When he finishes bandaging the doctor crafts a sling for Mynar from a scarf.

“Keep your arm as motionless as you can for a day or two, so the stitches don’t pull.  I will change the bandages tomorrow.”  He goes to report to our parents, and I can finally collapse in one of the chairs, my Sword across my lap.

I thought I sat there for only a moment or two, but it must have been longer, because Lord Taver comes back, followed by Jes, and two guards flanking Alan, who has the beginnings of a massive black eye.

“What happened.”  For a moment no one answers me.

Jes finally explains, “Alan and several guards had a disagreement about whether he was going to be allowed into the keep.”  Jes keeps his face bland, but I am absolutely sure he has a grin inside.

I go and look at Alan, and shake my head at him.  “You shouldn’t fight with the guards.”

He ignores me.  “Are you hurt?”

“No.”   Then I shush him, so I can hear what Lord Taver is saying.  Alan doesn’t argue, he just watches me, as if he doesn’t believe my answer.

“Of the four assassins, three are dead, and one wounded but captured.  A fifth was killed trying to force his way out the main gate of the city, even though it was closed for the night.”  I must have stared into space much longer than I realized.  “We found two guards garroted at the base of the keep.  Three more were injured fighting the assassins.  The only other injuries were Prince Mynar and Lady Aliac.”

“They shouldn’t have been able to break the windows.”  Mynar repeats what he said to me earlier.

“They didn’t,” Taver explains.  “They had something which dissolved the mortar, and they removed the entire window.

“They all,” he continues, “Have the tattoo of the ShadowWalkers of Verkal—but overlaid by a black bar.”

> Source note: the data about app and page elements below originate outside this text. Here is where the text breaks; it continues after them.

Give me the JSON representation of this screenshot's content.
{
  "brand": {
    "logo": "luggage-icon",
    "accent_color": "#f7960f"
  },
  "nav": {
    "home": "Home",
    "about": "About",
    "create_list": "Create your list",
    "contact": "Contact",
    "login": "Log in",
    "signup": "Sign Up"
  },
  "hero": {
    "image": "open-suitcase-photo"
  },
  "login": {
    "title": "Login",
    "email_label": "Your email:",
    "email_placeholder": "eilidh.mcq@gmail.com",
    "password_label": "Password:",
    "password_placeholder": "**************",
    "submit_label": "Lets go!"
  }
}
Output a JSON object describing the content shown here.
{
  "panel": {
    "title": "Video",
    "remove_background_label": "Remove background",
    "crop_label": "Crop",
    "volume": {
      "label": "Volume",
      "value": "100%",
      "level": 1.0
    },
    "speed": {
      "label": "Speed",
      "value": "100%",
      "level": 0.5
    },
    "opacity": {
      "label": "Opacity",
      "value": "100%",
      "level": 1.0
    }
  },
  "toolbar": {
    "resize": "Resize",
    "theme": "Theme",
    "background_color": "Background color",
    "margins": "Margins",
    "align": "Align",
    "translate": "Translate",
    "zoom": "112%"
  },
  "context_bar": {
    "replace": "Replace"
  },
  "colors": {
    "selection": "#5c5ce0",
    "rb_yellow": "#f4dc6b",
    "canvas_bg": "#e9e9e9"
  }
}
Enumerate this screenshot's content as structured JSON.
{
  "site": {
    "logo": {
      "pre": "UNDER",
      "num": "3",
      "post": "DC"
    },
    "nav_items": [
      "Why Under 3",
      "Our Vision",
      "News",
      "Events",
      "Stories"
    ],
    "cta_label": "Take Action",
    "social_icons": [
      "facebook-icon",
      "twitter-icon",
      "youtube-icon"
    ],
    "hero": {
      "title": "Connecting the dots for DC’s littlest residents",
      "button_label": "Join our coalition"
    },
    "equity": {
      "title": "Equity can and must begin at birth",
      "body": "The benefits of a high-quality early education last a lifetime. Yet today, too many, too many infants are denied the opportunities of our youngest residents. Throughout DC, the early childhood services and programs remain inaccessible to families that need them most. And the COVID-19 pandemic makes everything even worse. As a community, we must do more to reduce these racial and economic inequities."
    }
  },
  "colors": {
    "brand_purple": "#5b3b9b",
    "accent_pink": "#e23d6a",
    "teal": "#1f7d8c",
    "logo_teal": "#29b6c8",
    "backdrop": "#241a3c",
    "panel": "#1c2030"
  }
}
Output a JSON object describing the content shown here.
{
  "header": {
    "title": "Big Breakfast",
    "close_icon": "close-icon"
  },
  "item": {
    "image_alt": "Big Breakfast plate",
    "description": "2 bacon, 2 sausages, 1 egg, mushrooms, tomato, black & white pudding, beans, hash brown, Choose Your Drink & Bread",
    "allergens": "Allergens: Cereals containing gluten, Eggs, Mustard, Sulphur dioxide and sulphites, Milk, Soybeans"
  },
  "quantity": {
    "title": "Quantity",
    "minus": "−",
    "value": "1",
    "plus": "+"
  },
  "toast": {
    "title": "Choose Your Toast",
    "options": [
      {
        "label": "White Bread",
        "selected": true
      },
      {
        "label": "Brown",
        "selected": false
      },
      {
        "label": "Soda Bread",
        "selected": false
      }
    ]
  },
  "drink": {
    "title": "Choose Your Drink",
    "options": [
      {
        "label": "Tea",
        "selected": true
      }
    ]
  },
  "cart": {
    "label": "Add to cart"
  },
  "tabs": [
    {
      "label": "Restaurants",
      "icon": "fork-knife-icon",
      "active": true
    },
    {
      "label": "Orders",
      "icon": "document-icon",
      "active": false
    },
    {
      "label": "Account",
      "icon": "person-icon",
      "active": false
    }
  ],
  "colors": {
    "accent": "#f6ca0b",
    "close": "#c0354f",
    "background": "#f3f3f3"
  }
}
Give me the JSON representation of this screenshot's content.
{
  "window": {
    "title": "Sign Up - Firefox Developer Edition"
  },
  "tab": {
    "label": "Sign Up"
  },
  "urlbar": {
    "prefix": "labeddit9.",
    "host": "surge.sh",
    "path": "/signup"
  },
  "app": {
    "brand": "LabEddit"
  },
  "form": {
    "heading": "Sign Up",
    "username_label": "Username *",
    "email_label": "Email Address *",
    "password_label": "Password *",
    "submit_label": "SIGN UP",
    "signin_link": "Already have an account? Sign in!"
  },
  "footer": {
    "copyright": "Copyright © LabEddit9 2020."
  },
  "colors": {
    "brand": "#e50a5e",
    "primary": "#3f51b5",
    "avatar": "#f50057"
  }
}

Royal assassins from Verkal—disgraced royal assassins, with transgressions bad enough for exile, but not bad enough for execution.  I sit and shake for a while, we were lucky to have only two dead.  After a while, I realize Alan has come over and sit down beside me.  It doesn’t make me feel any better, but I am still glad.  We both ignore the two guards who stay right behind him, although I do notice one of them has raw looking knuckles, as if he might have hit someone.

We all sit, starting at nothing until the doctor comes out long enough to tell us he thinks it is possible Aliac may live.  Father is finally able to convince mother to go to bed in one of the inner rooms with no windows.  No one else tries to sleep, but we do eventually go to get dressed.

“Would you get Dryn?” I ask Alan.  “We must put some sort of bars over the windows,  at least in the bedrooms.”

“Of course, just tell them to let me back in.”

My ladies have a tub full of hot water waiting for me; it’s almost as good as a night’s sleep.  I didn’t realize how bloody I was under the robe